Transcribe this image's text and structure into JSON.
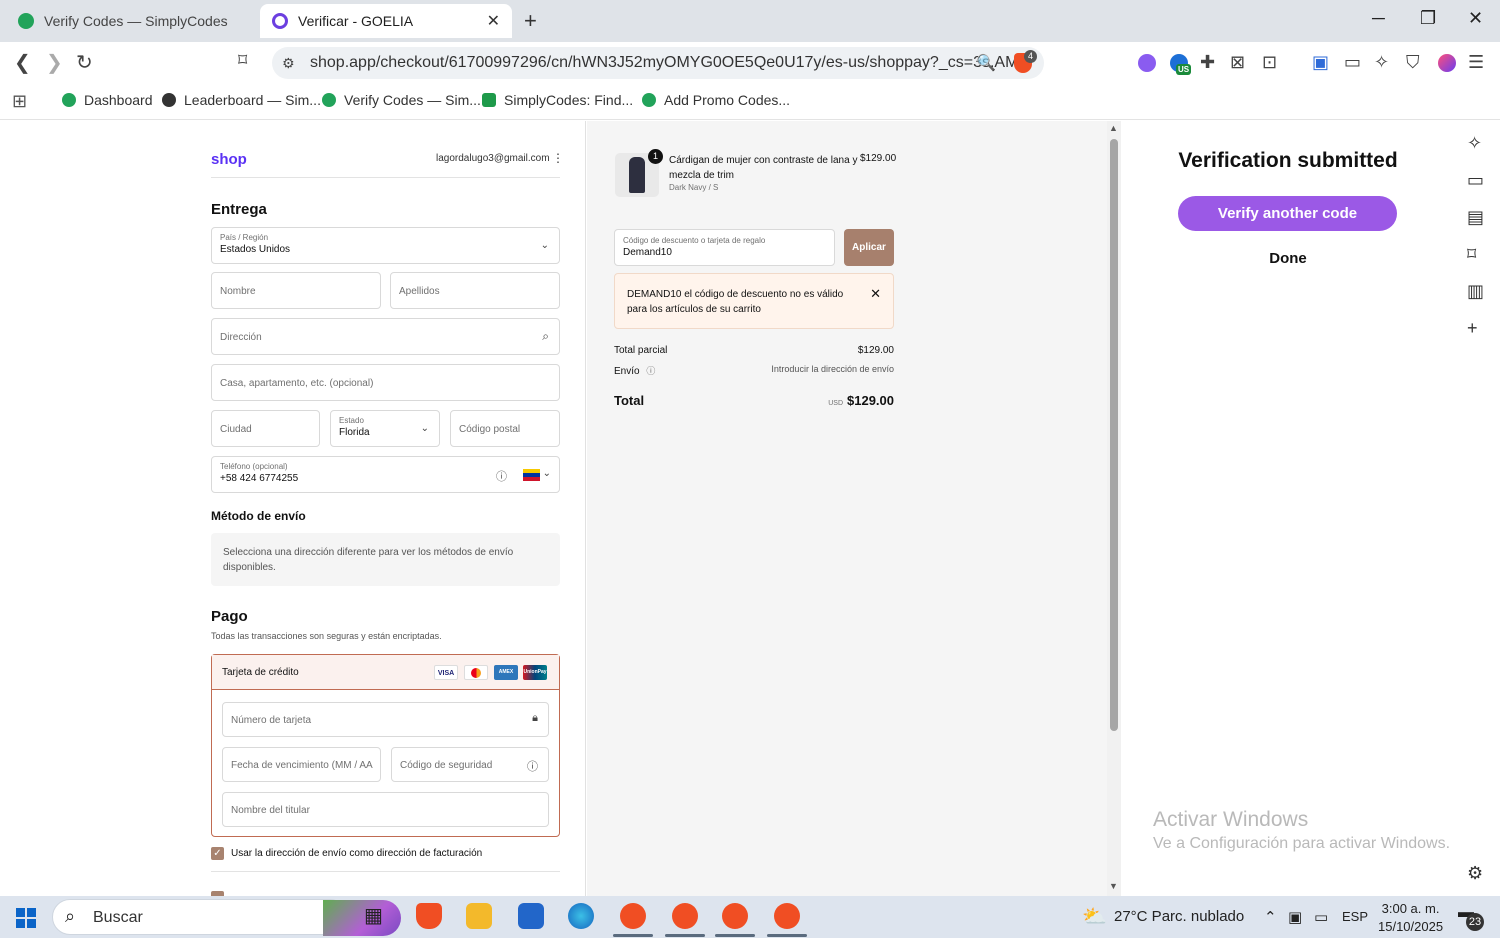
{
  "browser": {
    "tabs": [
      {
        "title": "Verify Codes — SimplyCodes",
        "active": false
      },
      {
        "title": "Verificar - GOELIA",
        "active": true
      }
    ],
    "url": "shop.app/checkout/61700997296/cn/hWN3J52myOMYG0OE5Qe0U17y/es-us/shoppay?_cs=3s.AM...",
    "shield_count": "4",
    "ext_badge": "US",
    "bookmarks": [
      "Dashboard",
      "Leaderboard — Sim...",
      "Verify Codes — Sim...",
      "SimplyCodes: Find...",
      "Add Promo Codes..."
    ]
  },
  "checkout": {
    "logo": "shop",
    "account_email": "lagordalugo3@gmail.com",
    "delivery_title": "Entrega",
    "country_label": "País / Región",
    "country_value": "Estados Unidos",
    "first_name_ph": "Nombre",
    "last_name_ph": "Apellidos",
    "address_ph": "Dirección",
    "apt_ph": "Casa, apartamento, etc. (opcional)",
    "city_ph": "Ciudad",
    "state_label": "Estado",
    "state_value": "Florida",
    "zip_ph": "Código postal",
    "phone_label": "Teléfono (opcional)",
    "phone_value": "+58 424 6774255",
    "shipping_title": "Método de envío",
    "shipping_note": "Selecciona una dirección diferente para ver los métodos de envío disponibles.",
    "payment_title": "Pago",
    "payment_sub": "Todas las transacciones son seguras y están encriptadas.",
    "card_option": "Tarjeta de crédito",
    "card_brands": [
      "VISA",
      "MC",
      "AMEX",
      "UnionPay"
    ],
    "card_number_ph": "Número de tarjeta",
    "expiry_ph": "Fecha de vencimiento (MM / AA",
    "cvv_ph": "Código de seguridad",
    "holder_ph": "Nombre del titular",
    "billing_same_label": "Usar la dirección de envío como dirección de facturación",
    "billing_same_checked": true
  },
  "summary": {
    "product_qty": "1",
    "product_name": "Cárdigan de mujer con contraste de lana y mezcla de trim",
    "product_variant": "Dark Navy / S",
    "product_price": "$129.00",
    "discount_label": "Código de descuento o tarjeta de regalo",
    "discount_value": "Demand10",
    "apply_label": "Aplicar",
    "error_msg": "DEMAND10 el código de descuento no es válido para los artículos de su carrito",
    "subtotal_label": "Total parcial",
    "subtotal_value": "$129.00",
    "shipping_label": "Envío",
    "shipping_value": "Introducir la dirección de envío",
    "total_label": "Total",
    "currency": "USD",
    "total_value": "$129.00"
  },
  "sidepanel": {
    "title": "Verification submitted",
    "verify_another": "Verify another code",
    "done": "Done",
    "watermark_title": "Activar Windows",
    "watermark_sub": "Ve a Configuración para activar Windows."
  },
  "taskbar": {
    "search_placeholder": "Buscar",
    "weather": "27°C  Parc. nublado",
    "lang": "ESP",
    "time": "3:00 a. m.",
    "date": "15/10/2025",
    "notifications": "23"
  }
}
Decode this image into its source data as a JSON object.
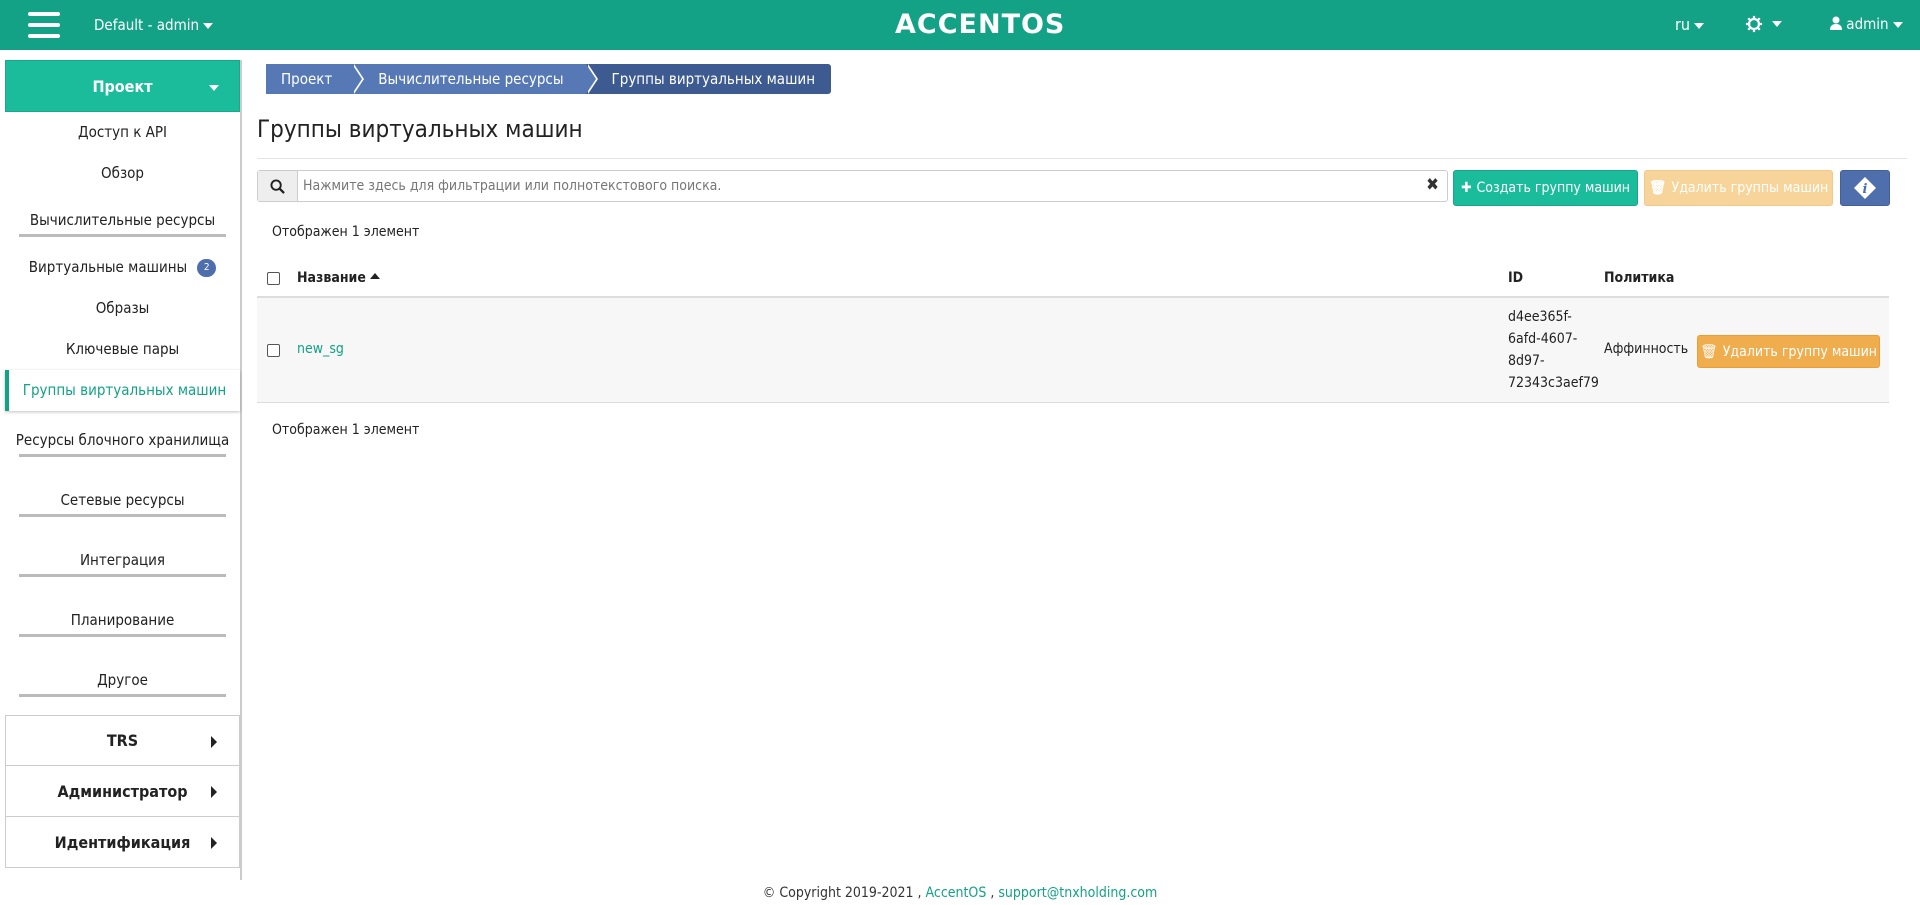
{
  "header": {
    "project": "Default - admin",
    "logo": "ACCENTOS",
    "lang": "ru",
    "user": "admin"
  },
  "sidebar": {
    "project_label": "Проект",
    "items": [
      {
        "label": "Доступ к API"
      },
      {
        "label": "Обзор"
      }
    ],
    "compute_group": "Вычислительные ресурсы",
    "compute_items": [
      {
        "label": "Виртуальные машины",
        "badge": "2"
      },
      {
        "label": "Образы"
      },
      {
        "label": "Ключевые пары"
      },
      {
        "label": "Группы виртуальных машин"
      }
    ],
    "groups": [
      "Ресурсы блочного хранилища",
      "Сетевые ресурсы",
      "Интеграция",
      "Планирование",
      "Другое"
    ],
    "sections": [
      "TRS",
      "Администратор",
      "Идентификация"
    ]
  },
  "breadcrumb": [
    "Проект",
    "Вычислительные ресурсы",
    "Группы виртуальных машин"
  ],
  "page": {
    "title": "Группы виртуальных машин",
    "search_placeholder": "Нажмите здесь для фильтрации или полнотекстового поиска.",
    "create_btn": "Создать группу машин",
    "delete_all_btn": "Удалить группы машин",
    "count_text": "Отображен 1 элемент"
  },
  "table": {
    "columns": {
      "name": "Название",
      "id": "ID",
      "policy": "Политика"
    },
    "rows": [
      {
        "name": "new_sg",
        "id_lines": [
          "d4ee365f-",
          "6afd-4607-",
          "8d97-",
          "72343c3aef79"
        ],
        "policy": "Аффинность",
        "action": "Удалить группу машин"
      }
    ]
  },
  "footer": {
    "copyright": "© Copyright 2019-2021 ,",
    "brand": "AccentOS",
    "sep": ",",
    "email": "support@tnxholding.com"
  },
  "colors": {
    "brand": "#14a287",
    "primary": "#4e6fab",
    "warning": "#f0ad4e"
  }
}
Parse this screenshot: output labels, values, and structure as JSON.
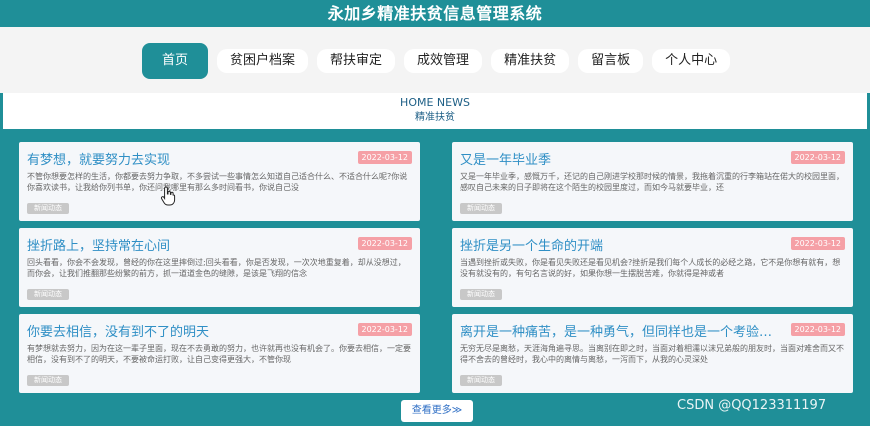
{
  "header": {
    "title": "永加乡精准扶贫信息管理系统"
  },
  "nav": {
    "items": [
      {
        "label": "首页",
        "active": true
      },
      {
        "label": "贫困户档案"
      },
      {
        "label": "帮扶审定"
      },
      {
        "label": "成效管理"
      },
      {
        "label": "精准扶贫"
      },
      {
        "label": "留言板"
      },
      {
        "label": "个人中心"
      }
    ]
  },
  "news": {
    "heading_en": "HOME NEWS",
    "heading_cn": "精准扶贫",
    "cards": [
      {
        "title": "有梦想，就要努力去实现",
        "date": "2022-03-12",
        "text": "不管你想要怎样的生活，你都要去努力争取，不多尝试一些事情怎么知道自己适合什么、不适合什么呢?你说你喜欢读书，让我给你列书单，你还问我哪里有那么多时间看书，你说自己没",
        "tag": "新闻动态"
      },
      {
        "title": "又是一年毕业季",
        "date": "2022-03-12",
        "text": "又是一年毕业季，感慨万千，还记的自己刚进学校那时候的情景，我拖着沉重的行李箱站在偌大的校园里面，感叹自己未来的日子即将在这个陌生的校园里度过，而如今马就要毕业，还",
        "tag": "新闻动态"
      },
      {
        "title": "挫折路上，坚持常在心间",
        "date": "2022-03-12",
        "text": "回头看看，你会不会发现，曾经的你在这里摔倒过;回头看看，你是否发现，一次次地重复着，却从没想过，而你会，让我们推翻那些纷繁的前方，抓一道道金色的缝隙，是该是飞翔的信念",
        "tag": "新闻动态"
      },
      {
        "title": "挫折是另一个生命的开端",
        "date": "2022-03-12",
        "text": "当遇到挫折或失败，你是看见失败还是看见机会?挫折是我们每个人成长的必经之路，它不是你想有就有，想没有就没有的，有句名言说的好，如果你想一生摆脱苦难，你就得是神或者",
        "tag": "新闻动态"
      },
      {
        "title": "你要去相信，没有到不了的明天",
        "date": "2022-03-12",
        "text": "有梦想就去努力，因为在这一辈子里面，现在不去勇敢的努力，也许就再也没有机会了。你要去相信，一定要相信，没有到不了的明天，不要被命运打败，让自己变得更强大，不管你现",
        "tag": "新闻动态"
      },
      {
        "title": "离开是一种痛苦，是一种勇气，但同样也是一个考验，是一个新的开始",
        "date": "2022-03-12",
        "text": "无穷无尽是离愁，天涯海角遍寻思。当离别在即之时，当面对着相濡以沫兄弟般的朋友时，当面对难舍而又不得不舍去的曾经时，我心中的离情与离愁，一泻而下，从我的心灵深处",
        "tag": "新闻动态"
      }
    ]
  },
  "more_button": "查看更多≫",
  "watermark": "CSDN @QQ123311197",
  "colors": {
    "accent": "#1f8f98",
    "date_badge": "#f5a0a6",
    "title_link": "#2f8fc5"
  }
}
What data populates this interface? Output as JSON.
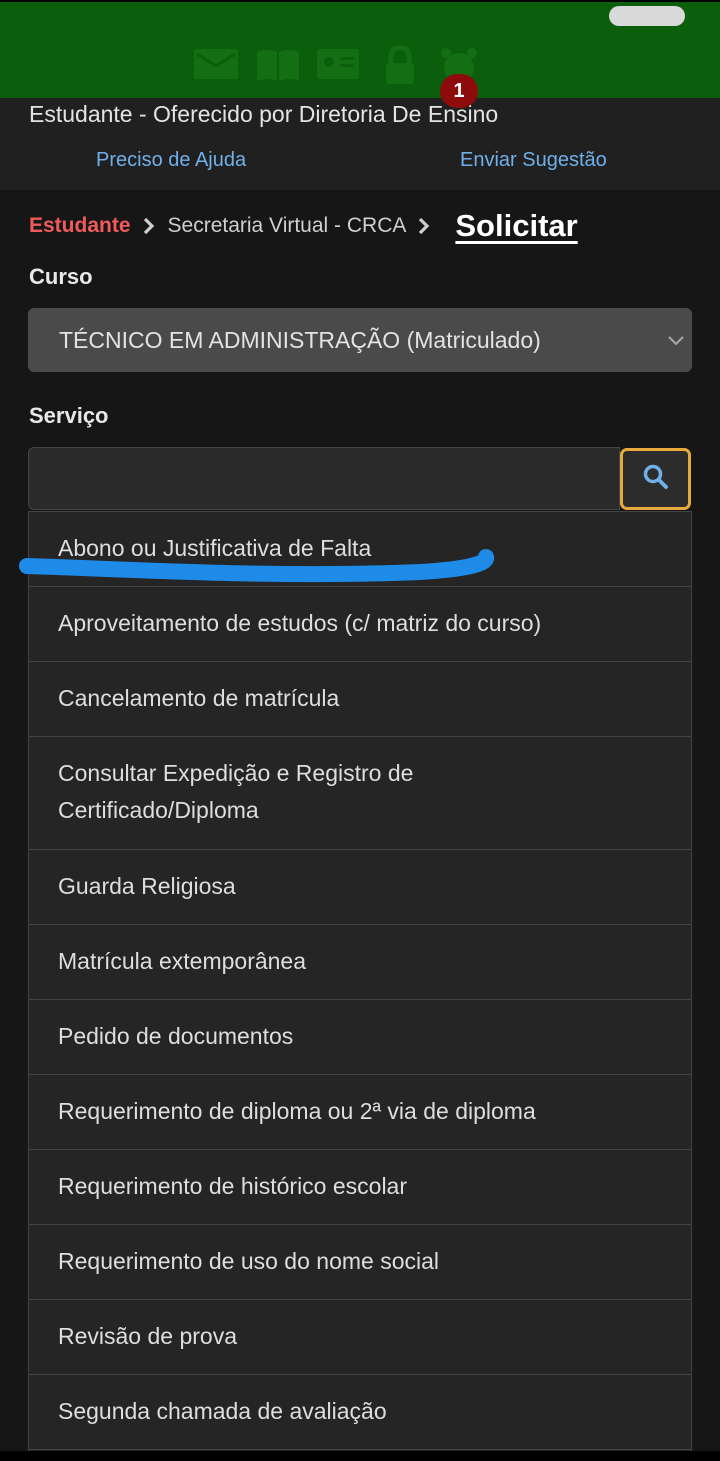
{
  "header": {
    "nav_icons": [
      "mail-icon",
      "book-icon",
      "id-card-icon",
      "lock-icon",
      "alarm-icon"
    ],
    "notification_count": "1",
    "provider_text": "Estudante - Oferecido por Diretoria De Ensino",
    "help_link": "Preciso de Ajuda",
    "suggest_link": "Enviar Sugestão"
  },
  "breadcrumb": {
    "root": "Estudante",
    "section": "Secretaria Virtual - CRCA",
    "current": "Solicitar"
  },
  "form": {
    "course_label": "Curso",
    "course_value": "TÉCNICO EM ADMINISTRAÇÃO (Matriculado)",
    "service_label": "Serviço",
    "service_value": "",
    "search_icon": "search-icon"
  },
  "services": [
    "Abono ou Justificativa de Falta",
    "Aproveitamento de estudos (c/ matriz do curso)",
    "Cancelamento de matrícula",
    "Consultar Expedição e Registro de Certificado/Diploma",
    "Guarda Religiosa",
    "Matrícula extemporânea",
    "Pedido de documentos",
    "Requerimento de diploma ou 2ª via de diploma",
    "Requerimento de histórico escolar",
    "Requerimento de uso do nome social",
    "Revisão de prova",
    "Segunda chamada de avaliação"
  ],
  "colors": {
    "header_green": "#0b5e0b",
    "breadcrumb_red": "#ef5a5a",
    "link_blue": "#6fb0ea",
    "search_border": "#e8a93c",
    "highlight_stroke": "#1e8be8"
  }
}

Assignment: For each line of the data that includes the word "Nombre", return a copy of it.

Response for this exercise:
    "first_name_ph": "Nombre",
    "holder_ph": "Nombre del titular",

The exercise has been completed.